The ensuing study aims to establish an academic framework within which to understand and analyse the functioning of the independent restaurant sector within the NCR. The key stress of the study is to identify perceptual GAPs between what operators perceive their customers to desire as part of the given service and product and what customers actually look for. The section on methodology outlines the process utilised in the compilation and analysis of the study. The study covers a sample base of 60 restaurants in Delhi and surrounding areas and, covers major geographical and economic segments that comprise the capital's independent dining market. The study has not taken in account restaurants within hotels due to the difference in nature of their management and decision making processes. The data analysis as detailed in the paper has turned up some predictable as well as surprising results. Out of a total of 32 service and product variables analysed, significant GAPs were observed in 10 variables, suggesting that the average operator have a good idea what his/ her customer wants. This highlights the importance of the human element and experience in running an establishment. There are however some important factors where operators do seem to be out of tune with their client base. The average operators tend to underestimate competition, does not engage the customer enough, does not understand the importance of setting and enforcing written standards and does not stress enough on courtesy. There are other variables that operators need to be better aware of. The paper also suggests key recommendations for operators to follow to enhance competitiveness and maintain a loyal customer base.
Strong economic growth, increased disposable income and the impact of various factors have fuelled a strong demand for dining places in India's capital city. The restaurant business being a comparatively low entry barrier industry is also being perceived as an attractive option for those bitten by the entrepreneurial bug. A few decades ago, Delhi had little to offer by way of world cuisines and there was not much else in the offing beyond United coffee house, Moti Mahal and Wengers and others such, mostly in the vicinity of Connought place. The past 15 - 20 years has witnessed the growth of a heavily fragmented, increasingly diverse, competitive and almost chaotic restaurant business in Delhi. The choice for consumers is now immense and most major cuisine groups of the world are represented to some degree in the National Capital.
Unfortunately little has been done in terms of research towards understanding and analyzing Delhi's restaurant business.

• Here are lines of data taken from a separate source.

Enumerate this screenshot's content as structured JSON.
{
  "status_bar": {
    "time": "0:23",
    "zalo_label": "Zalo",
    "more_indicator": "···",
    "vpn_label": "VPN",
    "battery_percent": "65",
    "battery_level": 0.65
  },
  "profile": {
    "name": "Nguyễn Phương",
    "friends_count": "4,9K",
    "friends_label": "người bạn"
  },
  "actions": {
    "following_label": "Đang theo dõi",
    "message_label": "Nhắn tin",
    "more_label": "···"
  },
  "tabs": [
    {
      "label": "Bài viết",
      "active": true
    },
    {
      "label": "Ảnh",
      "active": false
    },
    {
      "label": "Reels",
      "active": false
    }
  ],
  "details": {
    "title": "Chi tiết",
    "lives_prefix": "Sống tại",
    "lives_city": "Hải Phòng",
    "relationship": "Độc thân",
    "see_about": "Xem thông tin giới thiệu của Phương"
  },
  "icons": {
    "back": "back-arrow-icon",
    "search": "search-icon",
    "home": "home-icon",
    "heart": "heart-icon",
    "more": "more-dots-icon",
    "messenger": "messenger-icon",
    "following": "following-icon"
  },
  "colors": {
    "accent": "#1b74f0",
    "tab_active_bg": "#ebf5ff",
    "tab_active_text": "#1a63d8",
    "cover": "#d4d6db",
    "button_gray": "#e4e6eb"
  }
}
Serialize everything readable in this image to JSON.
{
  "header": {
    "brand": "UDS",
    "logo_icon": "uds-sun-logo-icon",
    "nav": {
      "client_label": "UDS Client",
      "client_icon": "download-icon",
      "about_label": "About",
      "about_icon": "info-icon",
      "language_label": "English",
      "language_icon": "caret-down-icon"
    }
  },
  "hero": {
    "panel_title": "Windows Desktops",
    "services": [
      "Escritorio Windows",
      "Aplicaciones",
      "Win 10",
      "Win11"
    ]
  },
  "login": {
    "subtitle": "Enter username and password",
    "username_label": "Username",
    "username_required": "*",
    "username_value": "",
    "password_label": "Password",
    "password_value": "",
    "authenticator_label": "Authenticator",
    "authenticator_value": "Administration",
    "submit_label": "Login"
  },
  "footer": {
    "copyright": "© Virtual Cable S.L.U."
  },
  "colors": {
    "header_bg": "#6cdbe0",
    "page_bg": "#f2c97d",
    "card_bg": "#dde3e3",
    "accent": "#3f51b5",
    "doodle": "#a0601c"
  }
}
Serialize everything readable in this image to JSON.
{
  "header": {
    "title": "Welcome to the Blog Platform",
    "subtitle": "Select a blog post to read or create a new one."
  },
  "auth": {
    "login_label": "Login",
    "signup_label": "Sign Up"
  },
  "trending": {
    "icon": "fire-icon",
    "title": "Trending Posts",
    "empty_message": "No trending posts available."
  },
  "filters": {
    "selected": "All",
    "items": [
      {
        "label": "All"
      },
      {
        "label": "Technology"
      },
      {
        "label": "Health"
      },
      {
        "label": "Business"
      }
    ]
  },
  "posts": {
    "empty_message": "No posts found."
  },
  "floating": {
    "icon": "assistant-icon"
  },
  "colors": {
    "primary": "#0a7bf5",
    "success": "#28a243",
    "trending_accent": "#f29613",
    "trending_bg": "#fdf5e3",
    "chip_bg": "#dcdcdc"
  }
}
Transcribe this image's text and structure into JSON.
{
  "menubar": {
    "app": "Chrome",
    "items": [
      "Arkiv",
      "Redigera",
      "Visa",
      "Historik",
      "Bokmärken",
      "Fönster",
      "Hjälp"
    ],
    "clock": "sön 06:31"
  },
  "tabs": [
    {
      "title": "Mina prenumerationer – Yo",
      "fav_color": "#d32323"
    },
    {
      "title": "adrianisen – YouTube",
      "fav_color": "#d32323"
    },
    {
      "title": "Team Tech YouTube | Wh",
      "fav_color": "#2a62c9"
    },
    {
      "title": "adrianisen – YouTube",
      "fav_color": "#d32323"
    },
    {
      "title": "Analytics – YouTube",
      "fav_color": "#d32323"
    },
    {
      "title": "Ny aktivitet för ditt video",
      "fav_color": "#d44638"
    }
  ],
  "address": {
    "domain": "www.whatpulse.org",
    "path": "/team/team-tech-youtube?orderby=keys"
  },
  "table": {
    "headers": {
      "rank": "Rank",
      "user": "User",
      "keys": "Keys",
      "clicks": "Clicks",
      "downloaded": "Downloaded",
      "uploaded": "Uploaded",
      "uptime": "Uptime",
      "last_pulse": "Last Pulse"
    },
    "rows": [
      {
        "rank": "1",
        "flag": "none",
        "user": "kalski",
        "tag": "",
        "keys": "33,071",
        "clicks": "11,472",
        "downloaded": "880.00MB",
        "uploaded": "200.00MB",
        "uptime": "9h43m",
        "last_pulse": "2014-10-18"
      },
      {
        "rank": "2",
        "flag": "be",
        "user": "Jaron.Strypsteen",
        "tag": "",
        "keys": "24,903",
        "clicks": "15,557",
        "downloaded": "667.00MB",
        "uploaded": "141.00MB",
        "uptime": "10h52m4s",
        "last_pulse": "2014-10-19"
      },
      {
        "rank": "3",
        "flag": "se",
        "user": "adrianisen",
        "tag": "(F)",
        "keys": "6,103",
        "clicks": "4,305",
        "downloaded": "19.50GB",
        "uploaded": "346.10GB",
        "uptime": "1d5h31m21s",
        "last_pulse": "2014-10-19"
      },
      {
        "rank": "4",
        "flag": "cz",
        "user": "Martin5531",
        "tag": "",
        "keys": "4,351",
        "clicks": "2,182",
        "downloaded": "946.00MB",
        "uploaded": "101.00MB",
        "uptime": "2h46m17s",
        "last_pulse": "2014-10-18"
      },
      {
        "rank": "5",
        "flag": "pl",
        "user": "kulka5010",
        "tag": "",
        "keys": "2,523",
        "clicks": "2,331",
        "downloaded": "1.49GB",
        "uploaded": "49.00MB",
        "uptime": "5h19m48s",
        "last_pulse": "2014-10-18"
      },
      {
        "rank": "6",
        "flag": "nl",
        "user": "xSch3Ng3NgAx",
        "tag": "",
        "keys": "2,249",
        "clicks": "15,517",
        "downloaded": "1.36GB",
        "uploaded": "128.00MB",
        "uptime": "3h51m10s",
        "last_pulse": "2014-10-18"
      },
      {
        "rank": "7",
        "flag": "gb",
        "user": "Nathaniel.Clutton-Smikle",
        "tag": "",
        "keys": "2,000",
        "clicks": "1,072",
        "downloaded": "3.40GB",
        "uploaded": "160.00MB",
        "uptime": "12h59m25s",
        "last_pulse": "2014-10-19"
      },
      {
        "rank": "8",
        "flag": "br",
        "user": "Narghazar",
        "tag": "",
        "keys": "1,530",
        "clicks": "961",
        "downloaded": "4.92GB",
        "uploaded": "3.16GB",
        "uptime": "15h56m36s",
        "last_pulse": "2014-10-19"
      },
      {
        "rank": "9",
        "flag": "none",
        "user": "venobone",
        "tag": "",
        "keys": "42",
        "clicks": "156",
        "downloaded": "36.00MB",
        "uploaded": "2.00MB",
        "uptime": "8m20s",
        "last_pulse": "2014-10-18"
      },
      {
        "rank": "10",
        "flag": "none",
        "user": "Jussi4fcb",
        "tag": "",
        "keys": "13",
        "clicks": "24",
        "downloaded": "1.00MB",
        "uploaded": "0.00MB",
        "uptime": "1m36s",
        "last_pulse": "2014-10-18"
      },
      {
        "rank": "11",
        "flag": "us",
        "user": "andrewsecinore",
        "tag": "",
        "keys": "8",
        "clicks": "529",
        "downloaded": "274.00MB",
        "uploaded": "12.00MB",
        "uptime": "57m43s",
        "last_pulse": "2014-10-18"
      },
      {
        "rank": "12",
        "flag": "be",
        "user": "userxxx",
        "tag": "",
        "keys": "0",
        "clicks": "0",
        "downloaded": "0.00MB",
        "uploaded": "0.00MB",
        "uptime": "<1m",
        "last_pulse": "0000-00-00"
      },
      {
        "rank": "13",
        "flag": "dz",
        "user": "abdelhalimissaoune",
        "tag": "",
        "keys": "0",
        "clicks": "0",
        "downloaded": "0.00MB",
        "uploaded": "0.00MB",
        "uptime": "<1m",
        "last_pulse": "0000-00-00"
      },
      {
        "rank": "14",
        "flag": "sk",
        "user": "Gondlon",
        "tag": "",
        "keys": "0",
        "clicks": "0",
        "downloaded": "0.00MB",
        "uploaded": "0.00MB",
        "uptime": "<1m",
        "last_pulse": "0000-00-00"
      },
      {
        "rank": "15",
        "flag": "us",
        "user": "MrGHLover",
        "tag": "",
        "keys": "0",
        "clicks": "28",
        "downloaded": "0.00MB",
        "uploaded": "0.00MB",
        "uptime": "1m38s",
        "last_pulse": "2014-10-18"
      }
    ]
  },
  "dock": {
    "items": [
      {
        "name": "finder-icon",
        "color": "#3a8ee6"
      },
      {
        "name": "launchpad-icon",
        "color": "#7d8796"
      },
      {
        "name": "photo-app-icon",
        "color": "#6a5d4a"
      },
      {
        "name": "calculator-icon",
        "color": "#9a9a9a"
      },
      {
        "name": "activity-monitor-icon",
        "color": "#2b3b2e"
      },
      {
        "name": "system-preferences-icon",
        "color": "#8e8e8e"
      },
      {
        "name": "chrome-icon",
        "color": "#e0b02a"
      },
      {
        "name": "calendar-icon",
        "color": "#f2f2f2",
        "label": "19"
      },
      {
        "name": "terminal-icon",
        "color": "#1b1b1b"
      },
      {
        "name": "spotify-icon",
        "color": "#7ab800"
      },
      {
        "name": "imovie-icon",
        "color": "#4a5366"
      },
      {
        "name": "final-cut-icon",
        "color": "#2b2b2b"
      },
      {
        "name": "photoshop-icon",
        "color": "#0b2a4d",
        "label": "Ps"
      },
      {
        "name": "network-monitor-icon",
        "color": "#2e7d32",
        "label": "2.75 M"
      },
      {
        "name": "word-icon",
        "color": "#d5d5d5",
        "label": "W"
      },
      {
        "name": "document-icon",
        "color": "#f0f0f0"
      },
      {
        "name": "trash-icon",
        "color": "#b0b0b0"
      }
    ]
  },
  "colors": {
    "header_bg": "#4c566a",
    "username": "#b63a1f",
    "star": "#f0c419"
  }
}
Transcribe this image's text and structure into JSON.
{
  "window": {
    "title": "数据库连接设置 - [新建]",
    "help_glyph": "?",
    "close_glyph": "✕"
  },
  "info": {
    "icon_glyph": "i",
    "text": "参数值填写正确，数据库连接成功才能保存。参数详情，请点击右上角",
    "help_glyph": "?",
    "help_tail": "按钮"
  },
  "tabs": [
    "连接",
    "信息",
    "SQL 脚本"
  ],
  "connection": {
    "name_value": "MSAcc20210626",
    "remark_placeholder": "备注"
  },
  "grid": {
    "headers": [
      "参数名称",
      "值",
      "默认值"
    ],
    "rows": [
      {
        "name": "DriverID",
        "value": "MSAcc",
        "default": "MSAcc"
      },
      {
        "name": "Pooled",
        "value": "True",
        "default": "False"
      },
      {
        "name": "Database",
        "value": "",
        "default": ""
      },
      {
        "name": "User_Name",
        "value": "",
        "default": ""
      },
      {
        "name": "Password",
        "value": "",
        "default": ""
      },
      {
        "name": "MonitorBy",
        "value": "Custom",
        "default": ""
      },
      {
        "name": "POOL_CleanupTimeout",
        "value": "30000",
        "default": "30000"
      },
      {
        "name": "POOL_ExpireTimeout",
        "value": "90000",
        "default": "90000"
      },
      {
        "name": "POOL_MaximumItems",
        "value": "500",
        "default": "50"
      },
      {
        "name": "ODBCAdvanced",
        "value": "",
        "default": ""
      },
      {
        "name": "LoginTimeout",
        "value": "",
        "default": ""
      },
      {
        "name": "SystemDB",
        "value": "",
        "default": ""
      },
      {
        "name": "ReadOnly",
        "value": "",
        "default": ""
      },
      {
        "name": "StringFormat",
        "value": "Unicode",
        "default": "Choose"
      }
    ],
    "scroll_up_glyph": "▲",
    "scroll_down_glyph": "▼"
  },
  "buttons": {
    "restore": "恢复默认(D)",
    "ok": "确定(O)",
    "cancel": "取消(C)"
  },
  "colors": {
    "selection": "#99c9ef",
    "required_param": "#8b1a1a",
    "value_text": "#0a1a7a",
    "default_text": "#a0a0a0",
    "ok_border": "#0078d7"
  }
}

Gathering quantitative data is an uphill task for a researcher, as operators seem reluctant to divulge any information that may be too "penetrating". This has created a huge gap in information that professional bodies like HVS international and the FHRAI are trying to fill but the over all lack of reliable information on basic Industry statistics is disappointing and disconcerting. Therefore the study has been conducted as an empirical work in the Delhi-Gurgaon region with some of the following objectives:
* To study the opinions of operators in the independent restaurant sectors on a given set of impact variables dealing with various aspects of their service and product.
* To evaluate the factors that have a crucial impact on the success / failure of the restaurant.
* To understand the attitudes of a sample customer base and assess factors which have an impact on their dining experience at restaurants.
* To identify any perceptual GAPS between managers/proprietors and customers perceptions.
* To identify and analyze, the preferred choice of cuisines for a sample customer base.
REVIEW OF LITERATURE
According to Jones and Merricks (1996), the nature of the restaurant industry is such that a primary component lies in staff - customer interaction. …